- TASK -
Only lines with the word "görüntüleme" are needed; collect each of them from the listing below.

- LISTED RECORDS -
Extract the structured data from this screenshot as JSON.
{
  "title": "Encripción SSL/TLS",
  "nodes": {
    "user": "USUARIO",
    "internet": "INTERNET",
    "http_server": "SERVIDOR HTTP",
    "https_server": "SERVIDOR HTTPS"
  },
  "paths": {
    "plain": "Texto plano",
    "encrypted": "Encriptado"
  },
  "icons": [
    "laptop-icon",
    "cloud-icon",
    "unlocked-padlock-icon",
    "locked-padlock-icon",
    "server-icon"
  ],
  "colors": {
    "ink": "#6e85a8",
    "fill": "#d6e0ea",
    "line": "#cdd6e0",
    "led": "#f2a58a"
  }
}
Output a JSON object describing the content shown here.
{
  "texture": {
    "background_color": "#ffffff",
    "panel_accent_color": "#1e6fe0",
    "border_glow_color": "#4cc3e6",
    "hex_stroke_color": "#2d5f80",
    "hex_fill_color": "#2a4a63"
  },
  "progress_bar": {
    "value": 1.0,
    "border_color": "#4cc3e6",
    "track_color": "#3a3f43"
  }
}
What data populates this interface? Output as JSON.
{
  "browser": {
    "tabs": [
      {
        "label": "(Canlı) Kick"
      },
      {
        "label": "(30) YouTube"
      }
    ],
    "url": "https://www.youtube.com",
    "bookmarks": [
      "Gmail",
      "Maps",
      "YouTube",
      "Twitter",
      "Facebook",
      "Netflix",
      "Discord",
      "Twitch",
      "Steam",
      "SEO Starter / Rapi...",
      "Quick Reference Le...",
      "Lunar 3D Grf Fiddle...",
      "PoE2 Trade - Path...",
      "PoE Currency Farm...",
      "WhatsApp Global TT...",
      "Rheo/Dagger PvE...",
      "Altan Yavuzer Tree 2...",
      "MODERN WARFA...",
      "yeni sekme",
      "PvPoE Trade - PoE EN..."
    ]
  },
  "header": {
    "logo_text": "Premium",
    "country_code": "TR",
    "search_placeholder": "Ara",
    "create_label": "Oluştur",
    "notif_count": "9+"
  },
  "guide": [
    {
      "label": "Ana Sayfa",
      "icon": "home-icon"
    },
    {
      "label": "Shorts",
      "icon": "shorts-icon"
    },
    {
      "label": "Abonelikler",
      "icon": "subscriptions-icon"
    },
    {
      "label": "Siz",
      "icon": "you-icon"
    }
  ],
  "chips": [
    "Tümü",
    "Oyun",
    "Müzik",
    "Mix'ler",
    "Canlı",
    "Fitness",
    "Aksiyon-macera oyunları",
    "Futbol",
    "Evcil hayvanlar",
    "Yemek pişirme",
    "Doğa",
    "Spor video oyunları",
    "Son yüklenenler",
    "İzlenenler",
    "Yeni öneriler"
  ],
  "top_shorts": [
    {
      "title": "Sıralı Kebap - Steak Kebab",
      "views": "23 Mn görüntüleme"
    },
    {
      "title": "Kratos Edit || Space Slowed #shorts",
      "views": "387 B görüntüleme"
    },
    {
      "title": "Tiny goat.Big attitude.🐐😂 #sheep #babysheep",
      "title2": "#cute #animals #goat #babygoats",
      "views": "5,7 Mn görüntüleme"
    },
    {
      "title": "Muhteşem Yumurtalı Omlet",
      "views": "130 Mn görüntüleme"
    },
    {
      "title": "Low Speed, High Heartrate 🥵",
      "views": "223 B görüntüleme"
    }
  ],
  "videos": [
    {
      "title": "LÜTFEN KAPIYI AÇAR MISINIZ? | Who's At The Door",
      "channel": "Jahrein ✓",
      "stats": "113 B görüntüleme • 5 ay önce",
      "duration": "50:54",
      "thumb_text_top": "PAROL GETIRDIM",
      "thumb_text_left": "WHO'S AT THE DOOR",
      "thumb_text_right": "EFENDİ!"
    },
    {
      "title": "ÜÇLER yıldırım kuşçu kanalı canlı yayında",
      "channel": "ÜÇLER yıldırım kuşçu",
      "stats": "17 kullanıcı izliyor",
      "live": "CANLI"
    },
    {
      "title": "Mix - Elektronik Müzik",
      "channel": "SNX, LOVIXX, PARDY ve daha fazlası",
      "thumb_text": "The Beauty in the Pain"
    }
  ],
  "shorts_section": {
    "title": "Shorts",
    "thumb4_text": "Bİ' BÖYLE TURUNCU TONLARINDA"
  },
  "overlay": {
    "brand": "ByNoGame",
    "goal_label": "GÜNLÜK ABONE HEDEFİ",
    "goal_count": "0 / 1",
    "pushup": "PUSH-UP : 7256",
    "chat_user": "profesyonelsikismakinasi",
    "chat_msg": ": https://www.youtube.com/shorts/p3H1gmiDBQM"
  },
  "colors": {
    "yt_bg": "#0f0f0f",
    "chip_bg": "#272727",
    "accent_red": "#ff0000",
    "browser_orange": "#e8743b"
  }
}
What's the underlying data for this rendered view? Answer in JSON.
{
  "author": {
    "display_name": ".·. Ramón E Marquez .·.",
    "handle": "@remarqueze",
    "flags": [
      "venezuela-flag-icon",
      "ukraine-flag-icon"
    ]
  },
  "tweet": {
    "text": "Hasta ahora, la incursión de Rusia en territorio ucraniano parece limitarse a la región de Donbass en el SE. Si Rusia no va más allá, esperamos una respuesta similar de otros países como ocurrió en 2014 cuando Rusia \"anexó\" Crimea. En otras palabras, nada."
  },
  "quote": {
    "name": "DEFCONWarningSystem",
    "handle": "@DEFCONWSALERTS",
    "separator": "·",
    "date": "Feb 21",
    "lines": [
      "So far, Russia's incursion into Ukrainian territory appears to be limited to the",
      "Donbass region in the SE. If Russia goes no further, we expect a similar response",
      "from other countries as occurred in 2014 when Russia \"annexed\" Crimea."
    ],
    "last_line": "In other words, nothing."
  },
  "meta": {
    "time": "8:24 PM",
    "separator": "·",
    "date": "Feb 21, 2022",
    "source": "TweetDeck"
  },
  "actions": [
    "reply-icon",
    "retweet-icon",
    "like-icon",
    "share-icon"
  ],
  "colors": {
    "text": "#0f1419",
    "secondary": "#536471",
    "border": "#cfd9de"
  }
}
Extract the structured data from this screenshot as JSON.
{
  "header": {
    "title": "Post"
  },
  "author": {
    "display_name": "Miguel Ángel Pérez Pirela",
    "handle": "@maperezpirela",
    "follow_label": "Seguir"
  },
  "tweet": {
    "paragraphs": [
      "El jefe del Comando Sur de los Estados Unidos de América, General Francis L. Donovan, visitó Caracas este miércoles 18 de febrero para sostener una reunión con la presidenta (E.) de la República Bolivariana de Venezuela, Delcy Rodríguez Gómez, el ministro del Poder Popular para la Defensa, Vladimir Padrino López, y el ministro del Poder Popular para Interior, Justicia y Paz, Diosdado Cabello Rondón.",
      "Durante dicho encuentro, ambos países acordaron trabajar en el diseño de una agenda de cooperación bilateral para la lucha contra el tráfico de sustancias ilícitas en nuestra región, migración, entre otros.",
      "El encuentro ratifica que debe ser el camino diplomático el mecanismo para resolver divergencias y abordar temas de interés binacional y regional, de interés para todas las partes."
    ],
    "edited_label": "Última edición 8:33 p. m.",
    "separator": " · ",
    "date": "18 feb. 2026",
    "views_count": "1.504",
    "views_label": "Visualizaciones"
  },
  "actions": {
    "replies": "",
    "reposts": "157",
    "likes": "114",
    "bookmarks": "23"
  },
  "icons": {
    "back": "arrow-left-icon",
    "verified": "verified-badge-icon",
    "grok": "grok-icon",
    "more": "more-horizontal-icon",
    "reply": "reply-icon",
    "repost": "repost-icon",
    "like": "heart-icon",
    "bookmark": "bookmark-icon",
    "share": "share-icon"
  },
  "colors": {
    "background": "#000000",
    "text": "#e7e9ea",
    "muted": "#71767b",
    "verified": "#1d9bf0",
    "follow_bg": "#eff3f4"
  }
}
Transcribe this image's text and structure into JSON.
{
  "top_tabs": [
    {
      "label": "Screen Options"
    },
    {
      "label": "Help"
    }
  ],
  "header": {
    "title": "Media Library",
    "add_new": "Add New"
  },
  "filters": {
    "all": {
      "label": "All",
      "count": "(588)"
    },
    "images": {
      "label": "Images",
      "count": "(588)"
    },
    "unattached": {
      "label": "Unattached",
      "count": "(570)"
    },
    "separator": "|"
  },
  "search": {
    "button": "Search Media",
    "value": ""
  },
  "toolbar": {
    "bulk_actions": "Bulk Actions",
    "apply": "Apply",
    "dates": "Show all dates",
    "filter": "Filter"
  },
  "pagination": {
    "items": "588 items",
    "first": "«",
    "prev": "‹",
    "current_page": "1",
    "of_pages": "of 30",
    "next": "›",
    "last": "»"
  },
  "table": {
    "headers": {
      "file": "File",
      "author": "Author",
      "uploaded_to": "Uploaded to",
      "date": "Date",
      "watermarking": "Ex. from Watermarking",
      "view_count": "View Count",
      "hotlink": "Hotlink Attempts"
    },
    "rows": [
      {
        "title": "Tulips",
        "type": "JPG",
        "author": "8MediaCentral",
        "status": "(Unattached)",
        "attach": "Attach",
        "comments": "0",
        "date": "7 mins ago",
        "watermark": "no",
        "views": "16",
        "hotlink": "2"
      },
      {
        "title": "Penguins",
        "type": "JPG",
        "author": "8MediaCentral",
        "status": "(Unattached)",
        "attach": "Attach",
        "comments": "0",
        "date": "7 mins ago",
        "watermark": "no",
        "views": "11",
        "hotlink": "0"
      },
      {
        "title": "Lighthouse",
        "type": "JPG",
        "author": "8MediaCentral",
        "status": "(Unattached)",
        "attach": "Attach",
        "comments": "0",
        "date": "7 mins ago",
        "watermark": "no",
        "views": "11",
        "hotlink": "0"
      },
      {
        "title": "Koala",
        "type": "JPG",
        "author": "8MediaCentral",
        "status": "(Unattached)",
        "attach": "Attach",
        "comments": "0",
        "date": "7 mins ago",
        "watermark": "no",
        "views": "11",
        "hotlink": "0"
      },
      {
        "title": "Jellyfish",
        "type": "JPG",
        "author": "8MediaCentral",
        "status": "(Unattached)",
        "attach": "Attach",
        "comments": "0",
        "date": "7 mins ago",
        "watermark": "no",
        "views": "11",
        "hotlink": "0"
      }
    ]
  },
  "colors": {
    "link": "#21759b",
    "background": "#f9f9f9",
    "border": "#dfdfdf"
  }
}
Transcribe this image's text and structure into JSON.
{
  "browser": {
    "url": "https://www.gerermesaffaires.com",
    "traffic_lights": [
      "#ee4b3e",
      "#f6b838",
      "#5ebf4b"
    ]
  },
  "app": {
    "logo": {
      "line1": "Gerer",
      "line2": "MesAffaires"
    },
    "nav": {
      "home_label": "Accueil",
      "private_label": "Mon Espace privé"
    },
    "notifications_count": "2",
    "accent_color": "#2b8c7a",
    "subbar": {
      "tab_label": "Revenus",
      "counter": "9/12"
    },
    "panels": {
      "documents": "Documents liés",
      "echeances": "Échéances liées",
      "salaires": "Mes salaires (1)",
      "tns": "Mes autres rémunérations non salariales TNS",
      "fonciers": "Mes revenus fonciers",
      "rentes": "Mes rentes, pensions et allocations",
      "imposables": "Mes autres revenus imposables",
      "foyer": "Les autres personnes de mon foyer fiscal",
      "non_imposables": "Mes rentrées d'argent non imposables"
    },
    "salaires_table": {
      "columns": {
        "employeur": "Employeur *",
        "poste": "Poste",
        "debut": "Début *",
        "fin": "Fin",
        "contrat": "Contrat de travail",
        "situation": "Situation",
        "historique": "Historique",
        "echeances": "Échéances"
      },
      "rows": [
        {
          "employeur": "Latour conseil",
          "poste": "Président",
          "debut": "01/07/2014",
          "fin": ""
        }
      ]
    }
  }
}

- EXPECTED OUTPUT -
      "views": "23 Mn görüntüleme"
      "views": "387 B görüntüleme"
      "views": "5,7 Mn görüntüleme"
      "views": "130 Mn görüntüleme"
      "views": "223 B görüntüleme"
      "stats": "113 B görüntüleme • 5 ay önce",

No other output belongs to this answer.